Find and copy the lines in the records beneath this task that contain the word "自定义按钮".

──────── ENTRIES SHOWN

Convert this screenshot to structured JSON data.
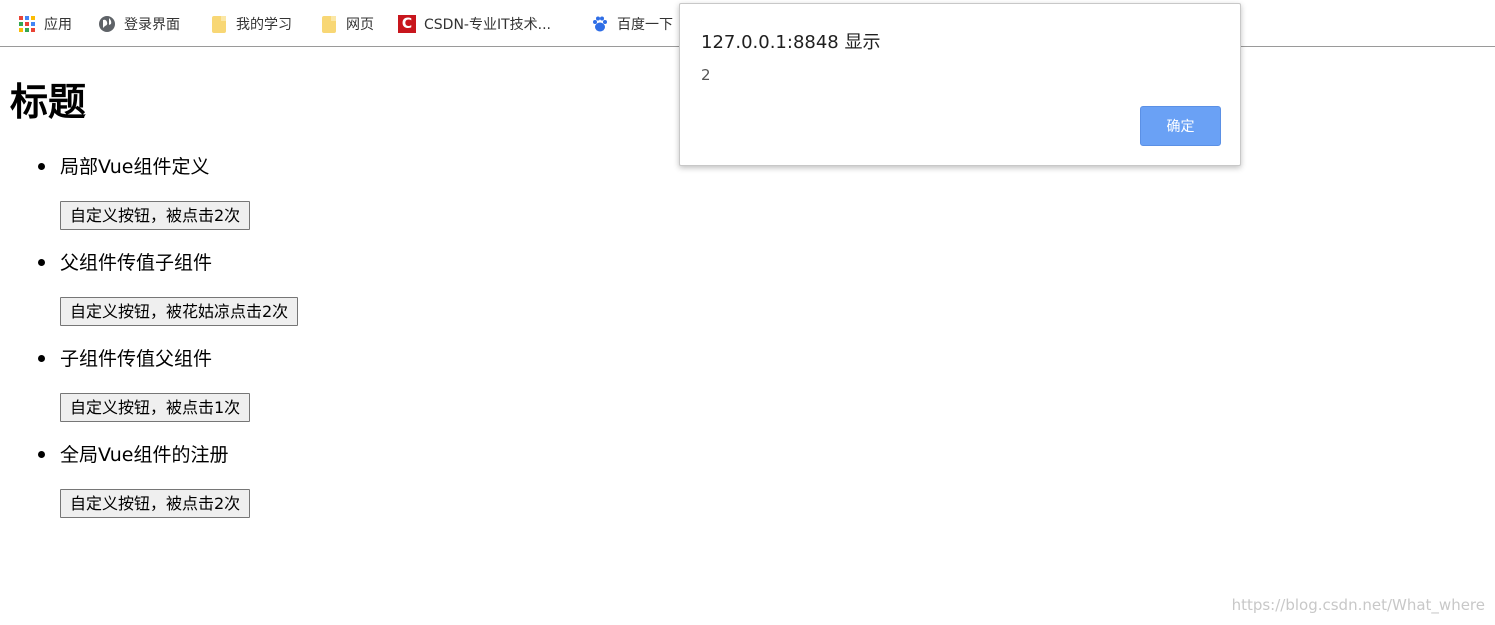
{
  "bookmarks": [
    {
      "label": "应用",
      "icon": "apps-grid-icon"
    },
    {
      "label": "登录界面",
      "icon": "globe-icon"
    },
    {
      "label": "我的学习",
      "icon": "folder-icon"
    },
    {
      "label": "网页",
      "icon": "folder-icon"
    },
    {
      "label": "CSDN-专业IT技术...",
      "icon": "csdn-logo-icon"
    },
    {
      "label": "百度一下",
      "icon": "baidu-paw-icon"
    }
  ],
  "page": {
    "title": "标题",
    "items": [
      {
        "label": "局部Vue组件定义",
        "button": "自定义按钮，被点击2次"
      },
      {
        "label": "父组件传值子组件",
        "button": "自定义按钮，被花姑凉点击2次"
      },
      {
        "label": "子组件传值父组件",
        "button": "自定义按钮，被点击1次"
      },
      {
        "label": "全局Vue组件的注册",
        "button": "自定义按钮，被点击2次"
      }
    ]
  },
  "dialog": {
    "title": "127.0.0.1:8848 显示",
    "message": "2",
    "ok_label": "确定"
  },
  "watermark": "https://blog.csdn.net/What_where",
  "colors": {
    "dialog_button": "#6aa1f5",
    "csdn_red": "#c8161d",
    "folder_yellow": "#f8d775",
    "baidu_blue": "#2f6ee6"
  }
}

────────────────

**THE ANSWER**
        "button": "自定义按钮，被点击2次"
        "button": "自定义按钮，被花姑凉点击2次"
        "button": "自定义按钮，被点击1次"
        "button": "自定义按钮，被点击2次"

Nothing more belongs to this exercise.